What do you consider before you decide to share, repost, post, say, etc.?

I am always careful to ensure that anything I post, share or like is relevant, respectful, and professional. There are times that this area can be grey, which is challenging, however common sense needs to take the lead. You might ask yourself “How will I be perceived?” “Will somebody take offense?” or “What does this say about my profession?”.  My public social media presence is solely professional; therefore I am conscious not to step outside appropriate boundaries, which can restrict some engagement in political discussions of healthcare and activism. Within HIV there is a strong community of activism, which historically has shaped where HIV care is today. I am keen to engage with the HIV activist community, however remain mindful of appropriate professional boundaries and the scope on which my engagement is meaningful, supportive and of benefit. 


What advice would you give health professionals who are interested in using social media for knowledge translation? 

Social media is what you make of it, and its flexibility is it’s greatest strength. So I would say get involved in a way that enables you to get out of social media what you want to achieve. Give yourself the opportunity to share what you are passionate about, connect with like-minded peers, learn about things you might want or need to learn, and grow in your own way to enjoy the benefits of social media and knowledge translation. You will not look back, but just be sensible and don’t get too carried away.  Twitter and Facebook are my preferred social media platforms, as they provide instant opportunities to share, connect and learn. I believe the sense of community that comes from shared knowledge among interested peers is a reason that social media has become so popular within physiotherapy internationally. 

There are times that the level of connectivity on social media platforms can be over-whelming, for example during tweet chats. It is during these moments that I will sometimes step back, reflect on the situation and realise that I don’t need to read everything, I don’t need to respond to everything, I don’t need to understand everything.
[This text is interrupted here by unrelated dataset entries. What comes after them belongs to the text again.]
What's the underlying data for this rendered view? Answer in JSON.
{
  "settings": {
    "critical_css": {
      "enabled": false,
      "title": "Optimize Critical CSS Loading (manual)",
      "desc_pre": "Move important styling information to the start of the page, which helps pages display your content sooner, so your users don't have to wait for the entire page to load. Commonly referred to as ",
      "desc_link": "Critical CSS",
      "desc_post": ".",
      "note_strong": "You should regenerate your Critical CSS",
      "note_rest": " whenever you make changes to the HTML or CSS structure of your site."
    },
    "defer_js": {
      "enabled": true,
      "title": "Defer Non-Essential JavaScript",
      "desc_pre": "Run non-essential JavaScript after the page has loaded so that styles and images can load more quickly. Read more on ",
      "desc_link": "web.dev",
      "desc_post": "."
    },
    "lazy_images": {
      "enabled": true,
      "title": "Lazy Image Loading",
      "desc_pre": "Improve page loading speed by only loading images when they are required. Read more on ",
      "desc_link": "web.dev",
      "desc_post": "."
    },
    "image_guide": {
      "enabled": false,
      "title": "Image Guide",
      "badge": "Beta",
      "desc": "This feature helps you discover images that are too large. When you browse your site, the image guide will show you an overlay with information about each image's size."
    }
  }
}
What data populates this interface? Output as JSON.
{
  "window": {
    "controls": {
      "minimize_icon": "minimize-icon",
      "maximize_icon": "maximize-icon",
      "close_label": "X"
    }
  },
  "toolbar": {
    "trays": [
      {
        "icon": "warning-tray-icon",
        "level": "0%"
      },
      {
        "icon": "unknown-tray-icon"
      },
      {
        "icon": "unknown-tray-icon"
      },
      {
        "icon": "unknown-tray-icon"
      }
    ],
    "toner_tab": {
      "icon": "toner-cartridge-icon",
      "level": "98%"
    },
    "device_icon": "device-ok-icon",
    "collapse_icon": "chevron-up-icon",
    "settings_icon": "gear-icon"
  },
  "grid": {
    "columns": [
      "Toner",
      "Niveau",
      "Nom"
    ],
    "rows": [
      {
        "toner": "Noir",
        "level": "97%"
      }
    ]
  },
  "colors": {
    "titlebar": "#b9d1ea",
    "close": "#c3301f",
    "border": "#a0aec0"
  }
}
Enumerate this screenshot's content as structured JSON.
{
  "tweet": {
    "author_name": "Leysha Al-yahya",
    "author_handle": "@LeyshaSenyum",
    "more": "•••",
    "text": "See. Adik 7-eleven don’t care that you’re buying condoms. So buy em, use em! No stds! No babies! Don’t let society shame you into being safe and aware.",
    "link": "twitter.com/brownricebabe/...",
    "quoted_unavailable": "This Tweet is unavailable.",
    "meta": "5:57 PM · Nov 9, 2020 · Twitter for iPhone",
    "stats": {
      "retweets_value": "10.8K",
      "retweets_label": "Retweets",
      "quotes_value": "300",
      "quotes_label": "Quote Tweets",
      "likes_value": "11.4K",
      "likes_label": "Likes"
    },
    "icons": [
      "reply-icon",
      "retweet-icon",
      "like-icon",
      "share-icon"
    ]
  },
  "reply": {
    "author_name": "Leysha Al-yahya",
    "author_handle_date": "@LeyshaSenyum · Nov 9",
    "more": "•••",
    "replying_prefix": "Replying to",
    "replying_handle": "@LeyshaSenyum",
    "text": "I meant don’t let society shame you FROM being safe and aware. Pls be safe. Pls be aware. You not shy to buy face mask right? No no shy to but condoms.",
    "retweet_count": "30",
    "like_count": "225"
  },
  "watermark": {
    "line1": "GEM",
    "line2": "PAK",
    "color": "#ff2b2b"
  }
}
Giving yourself the freedom to engage, observe and learn from others is liberating via social media, and a novel way of being part of a wider community of knowledge translation. 
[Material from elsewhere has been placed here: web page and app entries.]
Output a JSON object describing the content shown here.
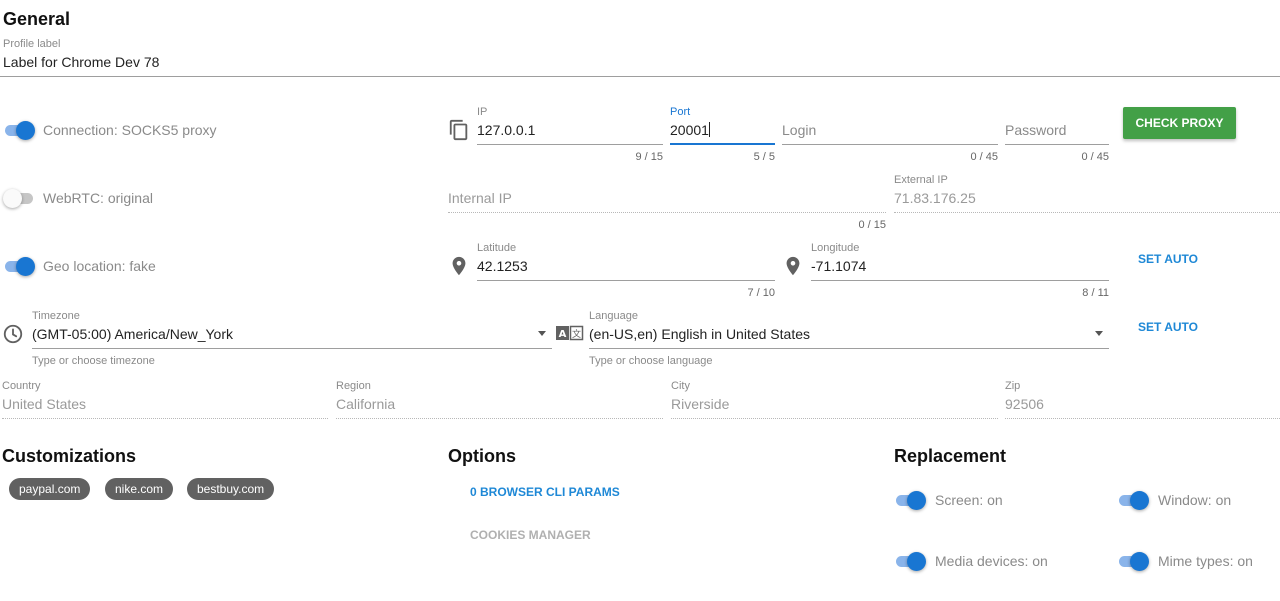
{
  "general": {
    "title": "General",
    "profile_label": {
      "label": "Profile label",
      "value": "Label for Chrome Dev 78"
    }
  },
  "connection": {
    "toggle_label": "Connection: SOCKS5 proxy",
    "ip": {
      "label": "IP",
      "value": "127.0.0.1",
      "counter": "9 / 15"
    },
    "port": {
      "label": "Port",
      "value": "20001",
      "counter": "5 / 5"
    },
    "login": {
      "placeholder": "Login",
      "counter": "0 / 45"
    },
    "password": {
      "placeholder": "Password",
      "counter": "0 / 45"
    },
    "check_button": "CHECK PROXY"
  },
  "webrtc": {
    "toggle_label": "WebRTC: original",
    "internal_ip": {
      "placeholder": "Internal IP",
      "counter": "0 / 15"
    },
    "external_ip": {
      "label": "External IP",
      "value": "71.83.176.25"
    }
  },
  "geo": {
    "toggle_label": "Geo location: fake",
    "latitude": {
      "label": "Latitude",
      "value": "42.1253",
      "counter": "7 / 10"
    },
    "longitude": {
      "label": "Longitude",
      "value": "-71.1074",
      "counter": "8 / 11"
    },
    "set_auto": "SET AUTO"
  },
  "timezone": {
    "label": "Timezone",
    "value": "(GMT-05:00) America/New_York",
    "hint": "Type or choose timezone"
  },
  "language": {
    "label": "Language",
    "value": "(en-US,en) English in United States",
    "hint": "Type or choose language",
    "set_auto": "SET AUTO"
  },
  "location": {
    "country": {
      "label": "Country",
      "value": "United States"
    },
    "region": {
      "label": "Region",
      "value": "California"
    },
    "city": {
      "label": "City",
      "value": "Riverside"
    },
    "zip": {
      "label": "Zip",
      "value": "92506"
    }
  },
  "customizations": {
    "title": "Customizations",
    "chips": [
      "paypal.com",
      "nike.com",
      "bestbuy.com"
    ]
  },
  "options": {
    "title": "Options",
    "cli_params": "0 BROWSER CLI PARAMS",
    "cookies_manager": "COOKIES MANAGER"
  },
  "replacement": {
    "title": "Replacement",
    "screen": "Screen: on",
    "window": "Window: on",
    "media_devices": "Media devices: on",
    "mime_types": "Mime types: on"
  },
  "colors": {
    "accent": "#1976d2",
    "check_proxy": "#43a047",
    "chip": "#616161"
  }
}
Where can people follow you on Social Media and/or what are the top 5 “social media accounts” to follow? 

You can follow me on Twitter @darrenabrown

My top 5 twitter accounts to follow;


So if you want to give social media a try for gathering and sharing information for your practice, you can start with following the CPA Division that you are a  member of (e.g. Pain Science @painphysioscan). Once you figure out who the leaders in your area of practice are, check out who they follow. You will slowly build up your network and start being exposed to many learning opportunities.

If you haven’t dabbled in social media yet, have we convinced you to give it a try? Check out how Chantal Lauzon got started on Twitter Opens in a new window.

If you love this, check out the Physiotherapy Practice social media issue here Opens in a new window.